It’s the Australian edition of an American magazine, so it has pretty much everything the American one does, with Australian ads and a section for Australian readers to submit layouts. The style of a lot of the layouts in the magazine seems quite different to the style of the layouts published in the Australian magazines I’ve seen.
It’s my favourite scrapbooking magazine, as it seems to showcase the style of scrapping that I’ve developed over the past four years. That is, my style has evolved thanks to the ideas that I’ve got from the magazine.
In general, I prefer clean, linear layouts, generally with lots of photos and minimal embellishments. At most events I take a lot of photos and I find it impossible to narrow it down to one or two good ones to scrap, so I end up reducing the size of a large number of photos and putting them all on the page. Most of my multiphoto pages are based on a grid, or a version of a grid, so there are lots of straight lines.
Here are some examples:
|Luna Park page 1|
|Luna Park page 2|

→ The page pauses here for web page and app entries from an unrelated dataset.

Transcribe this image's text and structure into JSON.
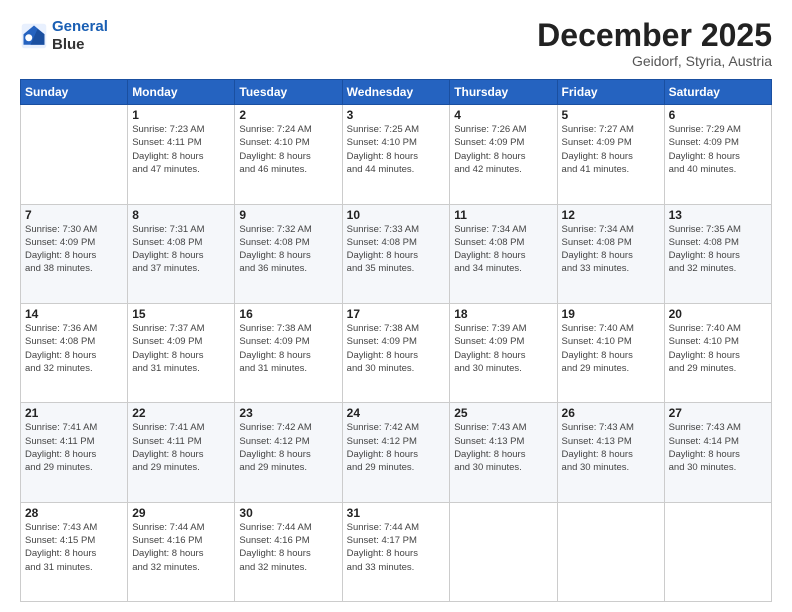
{
  "header": {
    "logo_line1": "General",
    "logo_line2": "Blue",
    "month": "December 2025",
    "location": "Geidorf, Styria, Austria"
  },
  "weekdays": [
    "Sunday",
    "Monday",
    "Tuesday",
    "Wednesday",
    "Thursday",
    "Friday",
    "Saturday"
  ],
  "weeks": [
    [
      {
        "day": "",
        "info": ""
      },
      {
        "day": "1",
        "info": "Sunrise: 7:23 AM\nSunset: 4:11 PM\nDaylight: 8 hours\nand 47 minutes."
      },
      {
        "day": "2",
        "info": "Sunrise: 7:24 AM\nSunset: 4:10 PM\nDaylight: 8 hours\nand 46 minutes."
      },
      {
        "day": "3",
        "info": "Sunrise: 7:25 AM\nSunset: 4:10 PM\nDaylight: 8 hours\nand 44 minutes."
      },
      {
        "day": "4",
        "info": "Sunrise: 7:26 AM\nSunset: 4:09 PM\nDaylight: 8 hours\nand 42 minutes."
      },
      {
        "day": "5",
        "info": "Sunrise: 7:27 AM\nSunset: 4:09 PM\nDaylight: 8 hours\nand 41 minutes."
      },
      {
        "day": "6",
        "info": "Sunrise: 7:29 AM\nSunset: 4:09 PM\nDaylight: 8 hours\nand 40 minutes."
      }
    ],
    [
      {
        "day": "7",
        "info": "Sunrise: 7:30 AM\nSunset: 4:09 PM\nDaylight: 8 hours\nand 38 minutes."
      },
      {
        "day": "8",
        "info": "Sunrise: 7:31 AM\nSunset: 4:08 PM\nDaylight: 8 hours\nand 37 minutes."
      },
      {
        "day": "9",
        "info": "Sunrise: 7:32 AM\nSunset: 4:08 PM\nDaylight: 8 hours\nand 36 minutes."
      },
      {
        "day": "10",
        "info": "Sunrise: 7:33 AM\nSunset: 4:08 PM\nDaylight: 8 hours\nand 35 minutes."
      },
      {
        "day": "11",
        "info": "Sunrise: 7:34 AM\nSunset: 4:08 PM\nDaylight: 8 hours\nand 34 minutes."
      },
      {
        "day": "12",
        "info": "Sunrise: 7:34 AM\nSunset: 4:08 PM\nDaylight: 8 hours\nand 33 minutes."
      },
      {
        "day": "13",
        "info": "Sunrise: 7:35 AM\nSunset: 4:08 PM\nDaylight: 8 hours\nand 32 minutes."
      }
    ],
    [
      {
        "day": "14",
        "info": "Sunrise: 7:36 AM\nSunset: 4:08 PM\nDaylight: 8 hours\nand 32 minutes."
      },
      {
        "day": "15",
        "info": "Sunrise: 7:37 AM\nSunset: 4:09 PM\nDaylight: 8 hours\nand 31 minutes."
      },
      {
        "day": "16",
        "info": "Sunrise: 7:38 AM\nSunset: 4:09 PM\nDaylight: 8 hours\nand 31 minutes."
      },
      {
        "day": "17",
        "info": "Sunrise: 7:38 AM\nSunset: 4:09 PM\nDaylight: 8 hours\nand 30 minutes."
      },
      {
        "day": "18",
        "info": "Sunrise: 7:39 AM\nSunset: 4:09 PM\nDaylight: 8 hours\nand 30 minutes."
      },
      {
        "day": "19",
        "info": "Sunrise: 7:40 AM\nSunset: 4:10 PM\nDaylight: 8 hours\nand 29 minutes."
      },
      {
        "day": "20",
        "info": "Sunrise: 7:40 AM\nSunset: 4:10 PM\nDaylight: 8 hours\nand 29 minutes."
      }
    ],
    [
      {
        "day": "21",
        "info": "Sunrise: 7:41 AM\nSunset: 4:11 PM\nDaylight: 8 hours\nand 29 minutes."
      },
      {
        "day": "22",
        "info": "Sunrise: 7:41 AM\nSunset: 4:11 PM\nDaylight: 8 hours\nand 29 minutes."
      },
      {
        "day": "23",
        "info": "Sunrise: 7:42 AM\nSunset: 4:12 PM\nDaylight: 8 hours\nand 29 minutes."
      },
      {
        "day": "24",
        "info": "Sunrise: 7:42 AM\nSunset: 4:12 PM\nDaylight: 8 hours\nand 29 minutes."
      },
      {
        "day": "25",
        "info": "Sunrise: 7:43 AM\nSunset: 4:13 PM\nDaylight: 8 hours\nand 30 minutes."
      },
      {
        "day": "26",
        "info": "Sunrise: 7:43 AM\nSunset: 4:13 PM\nDaylight: 8 hours\nand 30 minutes."
      },
      {
        "day": "27",
        "info": "Sunrise: 7:43 AM\nSunset: 4:14 PM\nDaylight: 8 hours\nand 30 minutes."
      }
    ],
    [
      {
        "day": "28",
        "info": "Sunrise: 7:43 AM\nSunset: 4:15 PM\nDaylight: 8 hours\nand 31 minutes."
      },
      {
        "day": "29",
        "info": "Sunrise: 7:44 AM\nSunset: 4:16 PM\nDaylight: 8 hours\nand 32 minutes."
      },
      {
        "day": "30",
        "info": "Sunrise: 7:44 AM\nSunset: 4:16 PM\nDaylight: 8 hours\nand 32 minutes."
      },
      {
        "day": "31",
        "info": "Sunrise: 7:44 AM\nSunset: 4:17 PM\nDaylight: 8 hours\nand 33 minutes."
      },
      {
        "day": "",
        "info": ""
      },
      {
        "day": "",
        "info": ""
      },
      {
        "day": "",
        "info": ""
      }
    ]
  ]
}
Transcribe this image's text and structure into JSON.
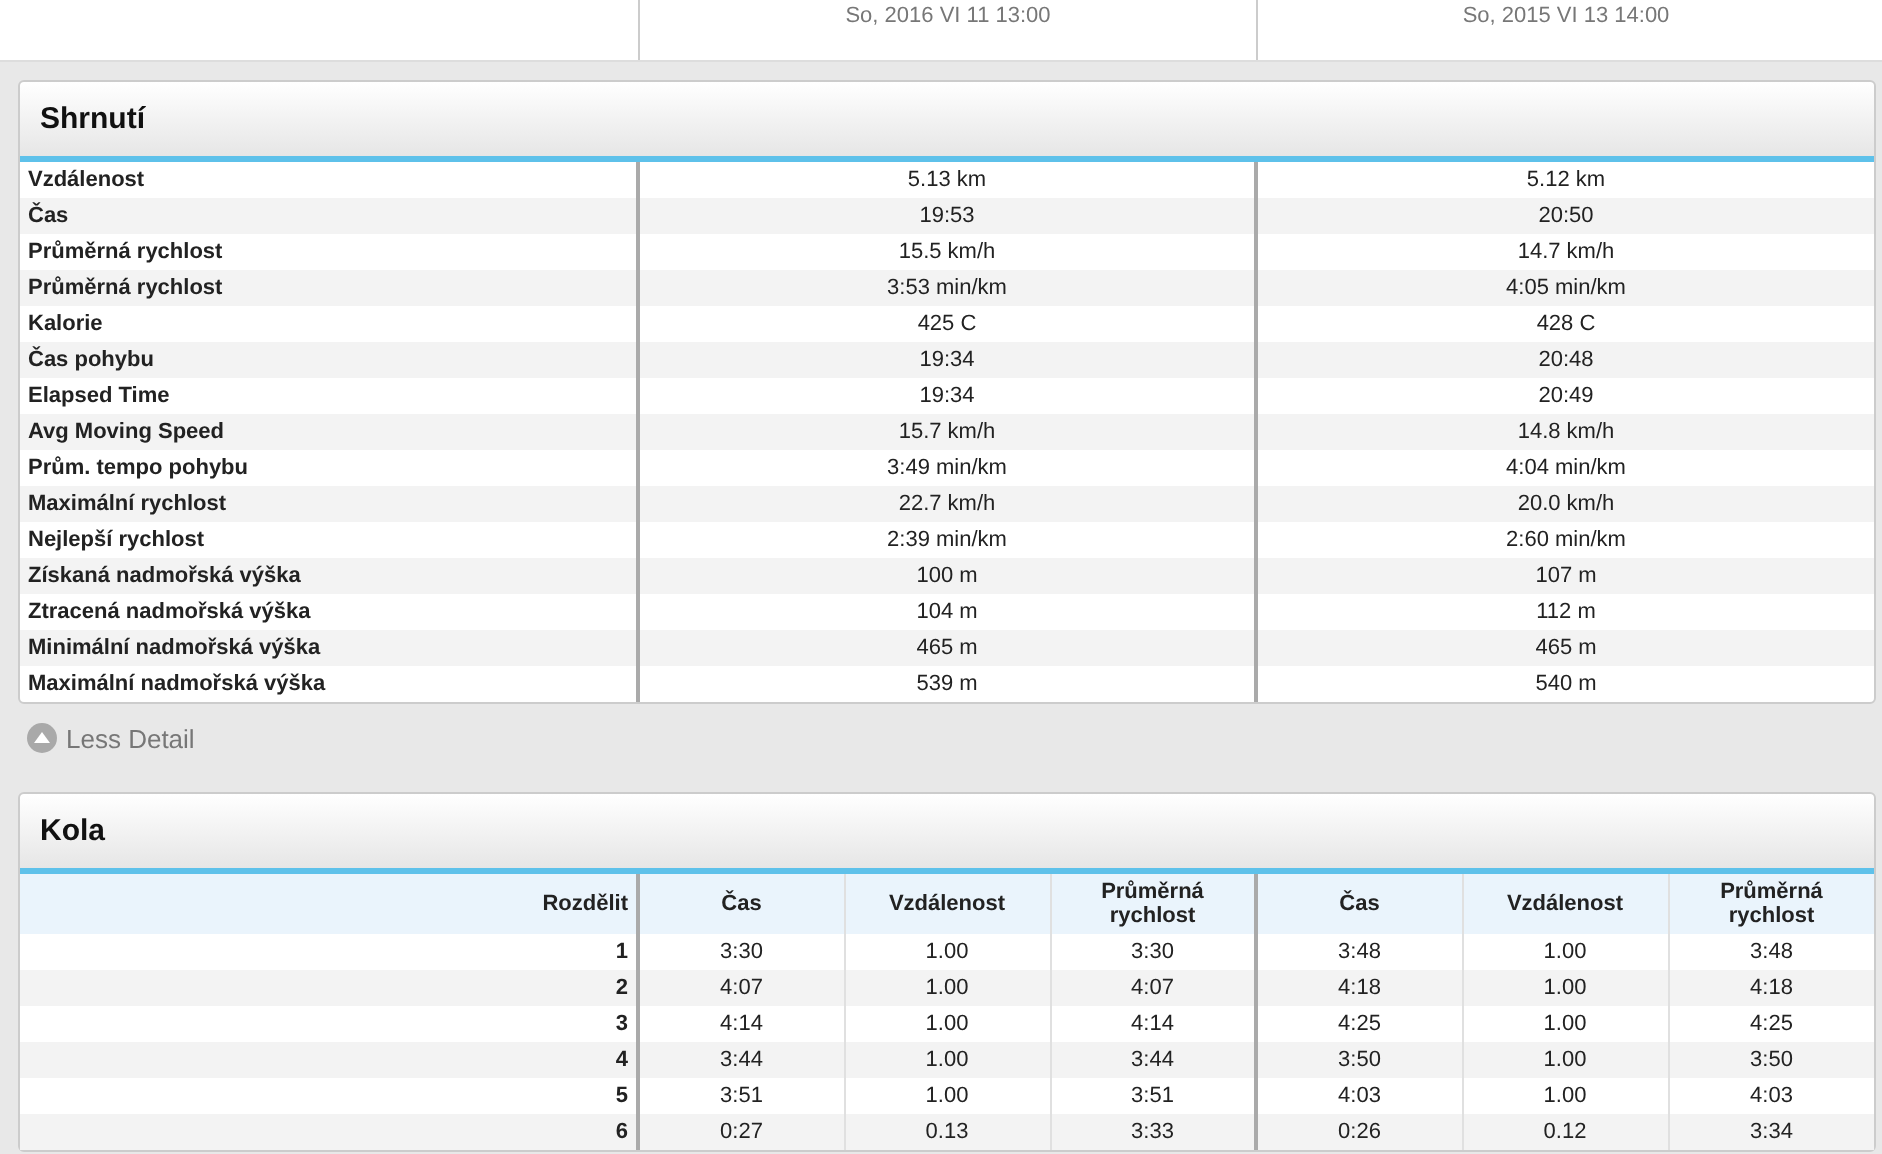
{
  "compare_header": {
    "columns": [
      "So, 2016 VI 11 13:00",
      "So, 2015 VI 13 14:00"
    ]
  },
  "summary": {
    "title": "Shrnutí",
    "rows": [
      {
        "label": "Vzdálenost",
        "values": [
          "5.13 km",
          "5.12 km"
        ]
      },
      {
        "label": "Čas",
        "values": [
          "19:53",
          "20:50"
        ]
      },
      {
        "label": "Průměrná rychlost",
        "values": [
          "15.5 km/h",
          "14.7 km/h"
        ]
      },
      {
        "label": "Průměrná rychlost",
        "values": [
          "3:53 min/km",
          "4:05 min/km"
        ]
      },
      {
        "label": "Kalorie",
        "values": [
          "425 C",
          "428 C"
        ]
      },
      {
        "label": "Čas pohybu",
        "values": [
          "19:34",
          "20:48"
        ]
      },
      {
        "label": "Elapsed Time",
        "values": [
          "19:34",
          "20:49"
        ]
      },
      {
        "label": "Avg Moving Speed",
        "values": [
          "15.7 km/h",
          "14.8 km/h"
        ]
      },
      {
        "label": "Prům. tempo pohybu",
        "values": [
          "3:49 min/km",
          "4:04 min/km"
        ]
      },
      {
        "label": "Maximální rychlost",
        "values": [
          "22.7 km/h",
          "20.0 km/h"
        ]
      },
      {
        "label": "Nejlepší rychlost",
        "values": [
          "2:39 min/km",
          "2:60 min/km"
        ]
      },
      {
        "label": "Získaná nadmořská výška",
        "values": [
          "100 m",
          "107 m"
        ]
      },
      {
        "label": "Ztracená nadmořská výška",
        "values": [
          "104 m",
          "112 m"
        ]
      },
      {
        "label": "Minimální nadmořská výška",
        "values": [
          "465 m",
          "465 m"
        ]
      },
      {
        "label": "Maximální nadmořská výška",
        "values": [
          "539 m",
          "540 m"
        ]
      }
    ]
  },
  "detail_toggle": {
    "label": "Less Detail",
    "expanded": true
  },
  "laps": {
    "title": "Kola",
    "columns": [
      "Rozdělit",
      "Čas",
      "Vzdálenost",
      "Průměrná rychlost",
      "Čas",
      "Vzdálenost",
      "Průměrná rychlost"
    ],
    "rows": [
      [
        "1",
        "3:30",
        "1.00",
        "3:30",
        "3:48",
        "1.00",
        "3:48"
      ],
      [
        "2",
        "4:07",
        "1.00",
        "4:07",
        "4:18",
        "1.00",
        "4:18"
      ],
      [
        "3",
        "4:14",
        "1.00",
        "4:14",
        "4:25",
        "1.00",
        "4:25"
      ],
      [
        "4",
        "3:44",
        "1.00",
        "3:44",
        "3:50",
        "1.00",
        "3:50"
      ],
      [
        "5",
        "3:51",
        "1.00",
        "3:51",
        "4:03",
        "1.00",
        "4:03"
      ],
      [
        "6",
        "0:27",
        "0.13",
        "3:33",
        "0:26",
        "0.12",
        "3:34"
      ]
    ]
  }
}
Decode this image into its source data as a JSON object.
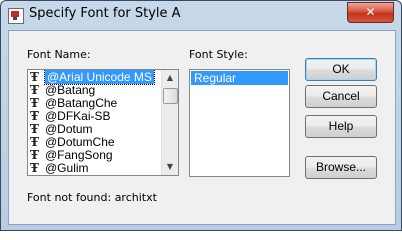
{
  "window": {
    "title": "Specify Font for Style A",
    "close_symbol": "✕"
  },
  "font_name": {
    "label": "Font Name:",
    "items": [
      "@Arial Unicode MS",
      "@Batang",
      "@BatangChe",
      "@DFKai-SB",
      "@Dotum",
      "@DotumChe",
      "@FangSong",
      "@Gulim"
    ],
    "selected_index": 0,
    "icon": "truetype-font-icon"
  },
  "font_style": {
    "label": "Font Style:",
    "items": [
      "Regular"
    ],
    "selected_index": 0
  },
  "buttons": {
    "ok": "OK",
    "cancel": "Cancel",
    "help": "Help",
    "browse": "Browse..."
  },
  "status": {
    "message": "Font not found: architxt"
  }
}
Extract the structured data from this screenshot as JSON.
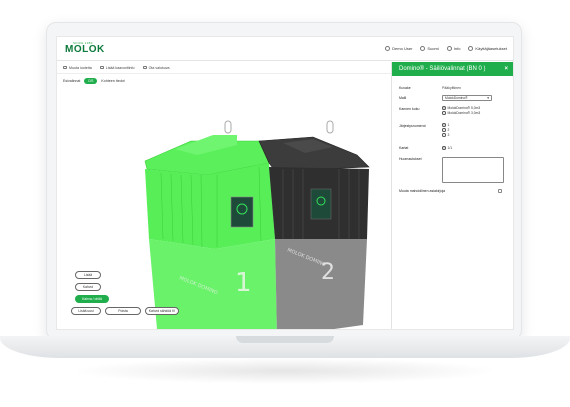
{
  "brand": {
    "tagline": "SINCE 1983",
    "name": "MOLOK"
  },
  "topnav": [
    {
      "icon": "user-icon",
      "label": "Demo User"
    },
    {
      "icon": "flag-icon",
      "label": "Suomi"
    },
    {
      "icon": "info-icon",
      "label": "Info"
    },
    {
      "icon": "gear-icon",
      "label": "Käyttäjäasetukset"
    }
  ],
  "toolbar": {
    "items": [
      "Muuta luotetta",
      "Lisää kaavontiinfo",
      "Ota valokuva"
    ]
  },
  "subtabs": {
    "tab1": "Esivalinnat",
    "pill": "DS",
    "tab3": "Kohteen tiedot"
  },
  "scene": {
    "bin1_number": "1",
    "bin2_number": "2",
    "engraving": "MOLOK DOMINO",
    "bin1_color": "#55ee55",
    "bin2_color": "#8a8a8a",
    "lid2_color": "#3c3c3c",
    "badge_color": "#1e4a3a"
  },
  "actions": {
    "btn_a": "Lisää",
    "btn_b": "Kahvoi",
    "btn_green": "Kahva / ohitä",
    "btn_c": "Lisää uusi",
    "btn_d": "Poista",
    "btn_e": "Kahvoi sähköä IV"
  },
  "panel": {
    "title": "Domino® - Säiliövalinnat (BN 0 )",
    "fields": {
      "kuvake_label": "Kuvake",
      "kuvake_value": "Pääkylttinen",
      "malli_label": "Malli",
      "malli_value": "MolokDomino®",
      "kansi_label": "Kannen kuku",
      "kansi_opt1": "MolokDomino® 5,0m3",
      "kansi_opt2": "MolokDomino® 3,0m3",
      "jarj_label": "Järjestysnumerot",
      "jarj_opt1": "1",
      "jarj_opt2": "2",
      "jarj_opt3": "3",
      "kartat_label": "Kartat",
      "kartat_value": "1/1",
      "huom_label": "Huomautukset",
      "muuta_label": "Muuta mahdollinen asiakirjoja"
    }
  }
}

To my logical and ordered way of looking at the world, the grid layout is a great way to tell the story, and I find using heaps of photos tells the story better than I could do using one or two photos on a layout. (One school of thought is that you should just pick the best couple of pictures and just scrap those, but I can’t bring myself to not use photos that are halfway decent.) The alternative is to use lots of photos over lots of layouts for each event, but I simply don’t have the time to do that, and I’m so far behind on scrapping the photos from juniordwarf's first three years that it would never happen.
That said, when I have special photos, or particularly good ones, I love to do a more detailed layout with more ‘stuff’ all over the page. Like this one:
And I do try to break up the straight lines with various bits and pieces, so the layouts aren’t too boring and samey.
Even though my own style is very simple and linear, I love looking at my scrappy friends’ layouts, as these talented ladies do some absolutely stunning layouts that are the complete opposite of the layouts I normally do. They’re the kind of layouts that magazines publish, and I’m often in awe of how they turn out.
That’s one of the great things about scrapbooking. It can be whatever you want it to be – and whatever you need it to be. You can create elaborate artworks that are completely breathtaking or you can stick some photos onto a page and write their story. You can develop styles such as ‘grunge’, ‘freestyle’, ‘whimsical’, ‘vintage, ‘shabby chic’ and so on. You can highlight one photo or use many. There are no rules, and if there are, you can break them. It’s all about what you want and how you want to display your photos and memories.
Scrapbooking a way of preserving your memories, of showcasing your photos and of telling your stories. Sure, I could just stick the photos in albums. It would save me time and a hell of a lot of money. My house would be tidier. And my photos would still be preserved.
But I enjoy the thrill of creating a beautiful page that makes the most of my photos. I love finding a piece of paper that exactly matches one of the colours in my photos (this can be an extremely time consuming and frustrating process, but sometimes my perfectionist nature will accept nothing less than an exact match). I love watching my scrappy friends create their stunning pages and getting ideas from them.
It’s fun, it’s relaxing (except on those occasions when a layout just won’t come together and there’s nothing I can think of to do with it), it’s a way that I can be creative (I never saw myself as creative – but that’s another post for another day) and it showcases my photos beautifully.
I can’t imagine not scrapbooking.